SOIL CARBON CYCLING, TRACE GAS EMISSION, TILLAGE AND CROP RESIDUE MANAGEMENT
Location: Soil Management Research
Title: Greenhouse Gas Emission from Contrasting Management Scenarios in the Northern Corn Belt
Submitted to: Soil Science Society of America Journal
Publication Type: Peer Reviewed Journal
Publication Acceptance Date: May 4, 2009
Publication Date: March 1, 2010
Citation: Johnson, J.M., Archer, D.W., Barbour, N.W. 2010. Greenhouse Gas Emission from Contrasting Management Scenarios in the Northern Corn Belt. Soil Science Society of America Journal. 74(2):396-406.
Interpretive Summary: Carbon dioxide, methane and nitrous oxide are called greenhouse gases because they contribute to global warming. Agriculture is a source of these gases, so farming systems that release less of these gases and store more carbon in soil are desirable. Three systems were compared. The first treatment was intensively tilled every year, received high fertilizer inputs, and rotated with corn and soybean. In the second system, the soil was only tilled twice in four years, received fertilizer once in four years, and rotated with four crops (corn, soybean, wheat, and alfalfa). The third system differed from the second in that it was not fertilized. The release of carbon dioxide, methane and nitrous oxide was measured every other week for three years. The amount of gases released varied among crops, tillage and year. Very little methane was released. Most of the nitrous oxide was released in the very early spring as the soil thawed. This work provides information on the overall impact of management on greenhouse gas emission. This information benefits producers, scientists, and policy-maker by providing guidance toward developing agricultural systems that reduce global warming risks without sacrificing productivity or profitability. This work contributes to the USDA-ARS GRACE.net project.
Long-term cropping systems field plots were established in 2002 in west central Minnesota to compare tillage, rotation and fertilizer treatments and to identify and develop economically viable and environmentally sustainable farming systems.
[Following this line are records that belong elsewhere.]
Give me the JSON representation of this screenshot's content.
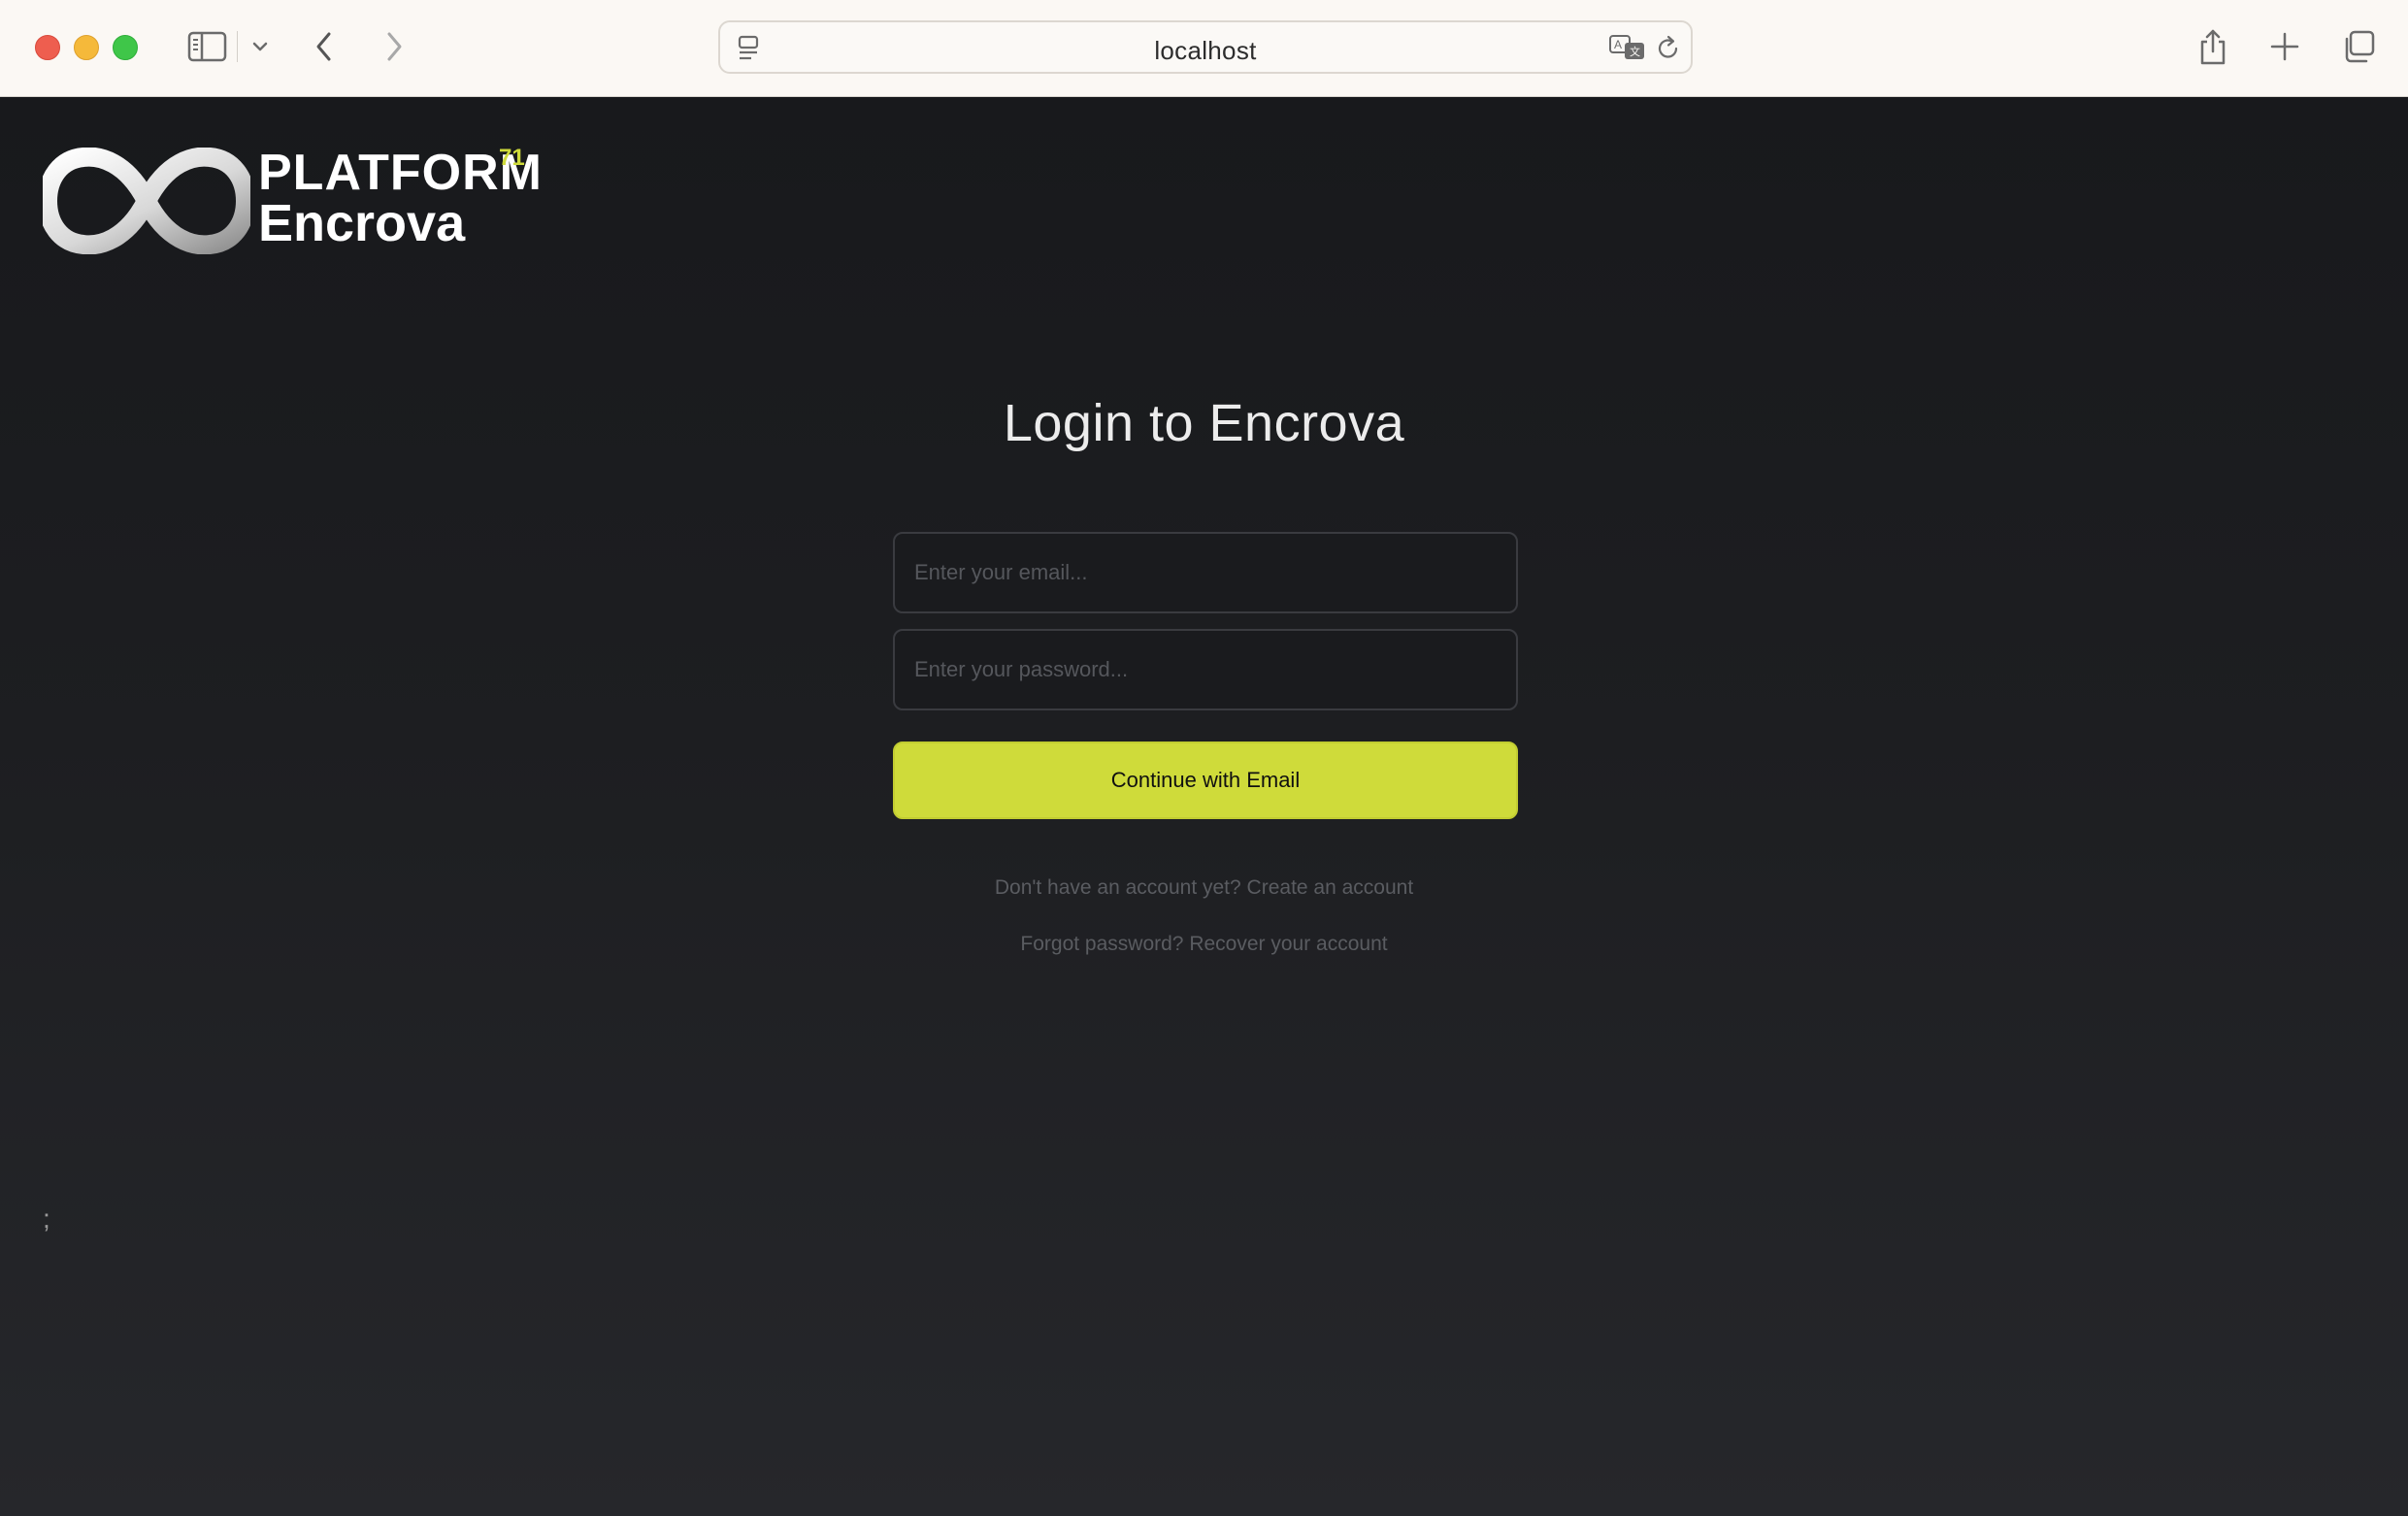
{
  "browser": {
    "url": "localhost",
    "icons": {
      "sidebar": "sidebar-icon",
      "chevron": "chevron-down-icon",
      "back": "back-arrow-icon",
      "forward": "forward-arrow-icon",
      "site": "site-settings-icon",
      "translate": "translate-icon",
      "reload": "reload-icon",
      "share": "share-icon",
      "new_tab": "plus-icon",
      "tabs": "tab-overview-icon"
    }
  },
  "logo": {
    "platform": "PLATFORM",
    "superscript": "71",
    "brand": "Encrova"
  },
  "login": {
    "title": "Login to Encrova",
    "email_placeholder": "Enter your email...",
    "password_placeholder": "Enter your password...",
    "continue_label": "Continue with Email",
    "signup_prompt": "Don't have an account yet?",
    "signup_link": "Create an account",
    "forgot_prompt": "Forgot password?",
    "forgot_link": "Recover your account"
  },
  "stray_text": ";",
  "colors": {
    "accent": "#cfdb3a",
    "background": "#1b1c1f",
    "chrome": "#fbf8f4"
  }
}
Greenhouse gas (GHG) emission was monitored in three scenarios: business as usual (BAU), maximum C sequestration (MAXC) and optimum greenhouse gas benefits (OGGB). The BAU scenario had conventional tillage (chisel or moldboard plow), and received high fertilizer inputs in a corn-soybean rotation. The MAXC and OGGB scenarios were strip tilled with a mole-knife in a corn-soybean-wheat/alfalfa-alfalfa rotation. The MAXC received high fertilizer inputs but OGGB scenario was unfertilized. Nitrous oxide (N2O), carbon dioxide (CO2) and methane (CH4) emissions were monitored using vented static chambers. Collateral information collected included weather data, soil temperature and volumetric soil moisture at time of sampling. Two collars were installed in each plot sampled. For corn (Zea mays L.) and soybean (Glycine max L. Merrill) row crops, one collar was positioned adjacent to the row and the second collar was in the inter-row. In wheat (Triticum aestivum L.) and alfalfa (Medicago sativa L), collars were positioned randomly with regard to plants. Plots were sampled every other week with additional episodic sampling. The greatest N2O flux occurred during spring thaw events with minor flux events corresponding N fertilizer application. Under these managements, the soil tended to be neutral to slight CH4 sink. [GRACE.net publication]